A flashback dear to me has troubled my mind today.
I may not have welcomed it fully when it actually happened.
I may not have felt the true meaning of its impact on me.
I might have said to myself “This is too traditional for me.”
I may have even said, “I hate anything that is not modern.”
Whatever the case,
There was a place deep down in my heart,
For a boy named T. Jeffery.
A young boy born in a very remote town in Liberia,
A town that came to be known as Pour Town,
A town where the most educated brains of Grand Gedeh emerged,
A town where brains galloped away, to far far away lands across the oceans,
In the name of seeking knowledge and good life,

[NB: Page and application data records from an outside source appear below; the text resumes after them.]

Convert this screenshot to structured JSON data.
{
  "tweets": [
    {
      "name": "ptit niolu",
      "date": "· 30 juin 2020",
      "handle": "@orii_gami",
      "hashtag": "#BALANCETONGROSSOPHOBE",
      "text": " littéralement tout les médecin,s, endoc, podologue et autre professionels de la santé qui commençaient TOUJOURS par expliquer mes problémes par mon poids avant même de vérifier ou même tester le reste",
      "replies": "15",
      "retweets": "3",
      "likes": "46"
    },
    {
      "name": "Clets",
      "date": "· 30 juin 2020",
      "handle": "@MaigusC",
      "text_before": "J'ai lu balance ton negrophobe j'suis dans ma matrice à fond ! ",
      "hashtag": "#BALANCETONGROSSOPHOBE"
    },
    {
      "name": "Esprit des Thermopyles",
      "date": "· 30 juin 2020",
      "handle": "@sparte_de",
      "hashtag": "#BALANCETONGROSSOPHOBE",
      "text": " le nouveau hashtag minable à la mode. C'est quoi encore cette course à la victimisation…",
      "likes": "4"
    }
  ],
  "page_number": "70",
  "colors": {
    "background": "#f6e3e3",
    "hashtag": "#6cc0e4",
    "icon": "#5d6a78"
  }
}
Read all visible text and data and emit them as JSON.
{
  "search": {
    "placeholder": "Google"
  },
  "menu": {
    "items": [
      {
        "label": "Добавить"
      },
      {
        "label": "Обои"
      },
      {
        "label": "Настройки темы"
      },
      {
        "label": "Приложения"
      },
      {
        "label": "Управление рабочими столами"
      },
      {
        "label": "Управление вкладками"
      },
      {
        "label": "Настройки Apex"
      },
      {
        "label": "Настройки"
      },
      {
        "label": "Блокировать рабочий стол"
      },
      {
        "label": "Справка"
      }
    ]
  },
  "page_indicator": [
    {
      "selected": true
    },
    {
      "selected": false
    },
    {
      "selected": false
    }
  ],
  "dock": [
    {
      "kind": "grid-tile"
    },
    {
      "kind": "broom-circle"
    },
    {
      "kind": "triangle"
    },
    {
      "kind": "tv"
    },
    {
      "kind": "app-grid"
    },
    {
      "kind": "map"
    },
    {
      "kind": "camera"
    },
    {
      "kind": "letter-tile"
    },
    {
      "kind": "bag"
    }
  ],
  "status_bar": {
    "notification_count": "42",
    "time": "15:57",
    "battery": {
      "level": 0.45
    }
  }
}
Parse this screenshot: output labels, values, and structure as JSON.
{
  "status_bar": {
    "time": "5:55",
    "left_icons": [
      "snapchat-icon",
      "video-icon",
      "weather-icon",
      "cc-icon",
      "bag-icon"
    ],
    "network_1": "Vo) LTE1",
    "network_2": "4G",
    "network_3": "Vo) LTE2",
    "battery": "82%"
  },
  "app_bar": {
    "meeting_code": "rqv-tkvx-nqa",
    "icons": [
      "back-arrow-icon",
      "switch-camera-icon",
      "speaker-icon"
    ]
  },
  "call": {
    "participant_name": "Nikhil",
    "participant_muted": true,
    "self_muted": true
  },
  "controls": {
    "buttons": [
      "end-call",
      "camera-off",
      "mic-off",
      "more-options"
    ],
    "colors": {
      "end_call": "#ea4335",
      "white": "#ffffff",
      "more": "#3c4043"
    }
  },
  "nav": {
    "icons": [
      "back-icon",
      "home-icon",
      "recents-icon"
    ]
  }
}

Neglecting the very town that gave birth to their existence.
The boy T. Jeffery was not among those galloping brains,
Yet he was a brain all by himself.
Although he called everyone his friend,
Although known across his entire district,
No one ever befriended him.
This T. Jeffery was a Krahn traditional musician.
Town to town he went every weekend,
Taking no cent from anyone on his journey.
All he did was sing for everyone to make merry,
All he did was make his people forget their worries, and dance,
This was his life from day to day.
Then the civil war came.
Smoke from Bazookas and RPGs engulfed the air,
Women and children laid in pulls of blood.
Animals and humans ran in the same direction for safety.
Terror himself declared an emergency curfew,
And hunger took over every strata of the Liberian society.
Fear and sorrow filled the hearts of the most innocent,
And the entire tribe of T. Jeffery was forced to flee the country.
The boy T. Jeffery also fled for his life as well.
Refugee he became,
In a place unknown to modern man.
Into the deepest jungle of the French Ivory coast fled he,
In a village called Poubli took he refuge.
Again, from village to village he went,
Singing his songs to his people,
Knew he that they were worried.
Mothers and Fathers,
Brothers and sisters, Missing friends,
All killed by rebels.
He needed to restore the hopes of his people once again,
With songs he restored their hopes.
For what else could he have done,
Was all he could do.
Fifteen years he sang songs of hope and empowerment.
Empowering over 10,000 refugees,
Of which he himself was one.
Fifteen years comforted he the hearts of his people,
With songs of hope in a foreign land.
Then the war subsided.
And refugees anxiously returned home to Liberia.
The boy T. Jeffery was one of them.
He needed to go back to Liberia,
Along with his people he returned.
Quietly returned he to his homeland.
Once again in his homeland,
He continued with his songs of hope and empowerment.
One day T. Jeffery got sick.
Then he got very sick.
Then extremely sick.
But there was no one willing in the entire land to help him,
No one would talk to him,
No one knew him anymore.
Until one day T. Jeffery died.
The boy of whom I speak was a true Liberian.
His legacy though forgotten by those he comforted.
My heart lies with him deep in the soil of Pour Town, Grand Gedeh County, Liberia.